What you should do: Your copy should repeat the data that follows exactly and contain no image.

Component data from apps and pages:

==*==

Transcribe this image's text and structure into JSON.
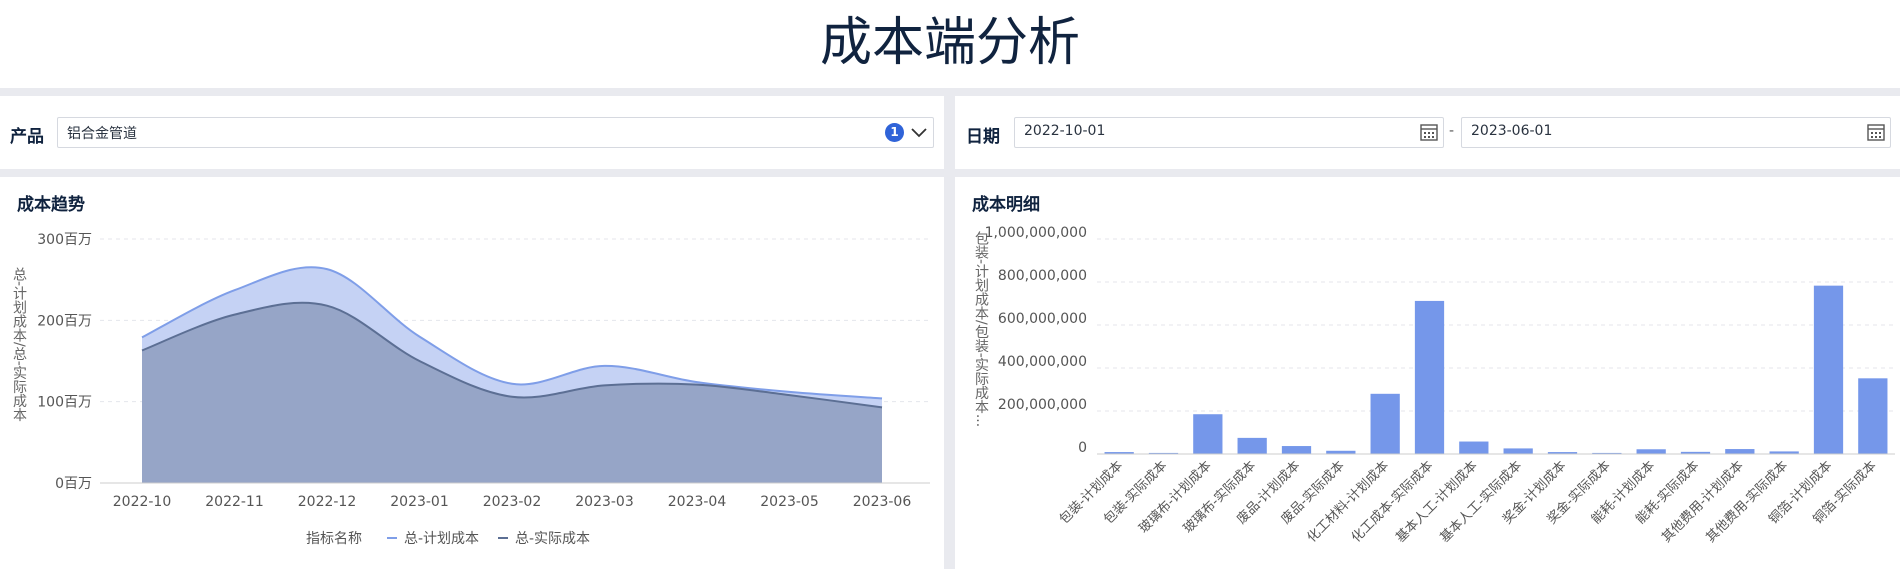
{
  "page": {
    "title": "成本端分析"
  },
  "filters": {
    "product": {
      "label": "产品",
      "value": "铝合金管道",
      "count": "1"
    },
    "date": {
      "label": "日期",
      "start": "2022-10-01",
      "separator": "-",
      "end": "2023-06-01"
    }
  },
  "colors": {
    "planned": "#7f9ee8",
    "planned_fill": "#c5d2f4",
    "actual": "#5c6f94",
    "actual_fill": "#96a5c7",
    "bar": "#7597ea"
  },
  "trend": {
    "title": "成本趋势",
    "ylabel": "总-计划成本/总-实际成本",
    "legend_title": "指标名称",
    "chart_data": {
      "type": "area",
      "x": [
        "2022-10",
        "2022-11",
        "2022-12",
        "2023-01",
        "2023-02",
        "2023-03",
        "2023-04",
        "2023-05",
        "2023-06"
      ],
      "ylim": [
        0,
        300
      ],
      "yticks": [
        "0百万",
        "100百万",
        "200百万",
        "300百万"
      ],
      "series": [
        {
          "name": "总-计划成本",
          "values": [
            179,
            237,
            263,
            180,
            122,
            144,
            124,
            112,
            104
          ]
        },
        {
          "name": "总-实际成本",
          "values": [
            163,
            207,
            218,
            150,
            106,
            120,
            121,
            108,
            93
          ]
        }
      ]
    }
  },
  "detail": {
    "title": "成本明细",
    "ylabel": "包装-计划成本/包装-实际成本...",
    "chart_data": {
      "type": "bar",
      "ylim": [
        0,
        1000000000
      ],
      "yticks": [
        "0",
        "200,000,000",
        "400,000,000",
        "600,000,000",
        "800,000,000",
        "1,000,000,000"
      ],
      "categories": [
        "包装-计划成本",
        "包装-实际成本",
        "玻璃布-计划成本",
        "玻璃布-实际成本",
        "废品-计划成本",
        "废品-实际成本",
        "化工材料-计划成本",
        "化工成本-实际成本",
        "基本人工-计划成本",
        "基本人工-实际成本",
        "奖金-计划成本",
        "奖金-实际成本",
        "能耗-计划成本",
        "能耗-实际成本",
        "其他费用-计划成本",
        "其他费用-实际成本",
        "铜箔-计划成本",
        "铜箔-实际成本"
      ],
      "values": [
        9000000,
        5000000,
        185000000,
        75000000,
        37000000,
        15000000,
        280000000,
        712000000,
        58000000,
        26000000,
        9000000,
        5000000,
        22000000,
        10000000,
        23000000,
        12000000,
        783000000,
        352000000
      ]
    }
  }
}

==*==

Result of this task:
Transcribe this image's text and structure into JSON.
{
  "page": {
    "title": "成本端分析"
  },
  "filters": {
    "product": {
      "label": "产品",
      "value": "铝合金管道",
      "count": "1"
    },
    "date": {
      "label": "日期",
      "start": "2022-10-01",
      "separator": "-",
      "end": "2023-06-01"
    }
  },
  "colors": {
    "planned": "#7f9ee8",
    "planned_fill": "#c5d2f4",
    "actual": "#5c6f94",
    "actual_fill": "#96a5c7",
    "bar": "#7597ea"
  },
  "trend": {
    "title": "成本趋势",
    "ylabel": "总-计划成本/总-实际成本",
    "legend_title": "指标名称",
    "chart_data": {
      "type": "area",
      "x": [
        "2022-10",
        "2022-11",
        "2022-12",
        "2023-01",
        "2023-02",
        "2023-03",
        "2023-04",
        "2023-05",
        "2023-06"
      ],
      "ylim": [
        0,
        300
      ],
      "yticks": [
        "0百万",
        "100百万",
        "200百万",
        "300百万"
      ],
      "series": [
        {
          "name": "总-计划成本",
          "values": [
            179,
            237,
            263,
            180,
            122,
            144,
            124,
            112,
            104
          ]
        },
        {
          "name": "总-实际成本",
          "values": [
            163,
            207,
            218,
            150,
            106,
            120,
            121,
            108,
            93
          ]
        }
      ]
    }
  },
  "detail": {
    "title": "成本明细",
    "ylabel": "包装-计划成本/包装-实际成本...",
    "chart_data": {
      "type": "bar",
      "ylim": [
        0,
        1000000000
      ],
      "yticks": [
        "0",
        "200,000,000",
        "400,000,000",
        "600,000,000",
        "800,000,000",
        "1,000,000,000"
      ],
      "categories": [
        "包装-计划成本",
        "包装-实际成本",
        "玻璃布-计划成本",
        "玻璃布-实际成本",
        "废品-计划成本",
        "废品-实际成本",
        "化工材料-计划成本",
        "化工成本-实际成本",
        "基本人工-计划成本",
        "基本人工-实际成本",
        "奖金-计划成本",
        "奖金-实际成本",
        "能耗-计划成本",
        "能耗-实际成本",
        "其他费用-计划成本",
        "其他费用-实际成本",
        "铜箔-计划成本",
        "铜箔-实际成本"
      ],
      "values": [
        9000000,
        5000000,
        185000000,
        75000000,
        37000000,
        15000000,
        280000000,
        712000000,
        58000000,
        26000000,
        9000000,
        5000000,
        22000000,
        10000000,
        23000000,
        12000000,
        783000000,
        352000000
      ]
    }
  }
}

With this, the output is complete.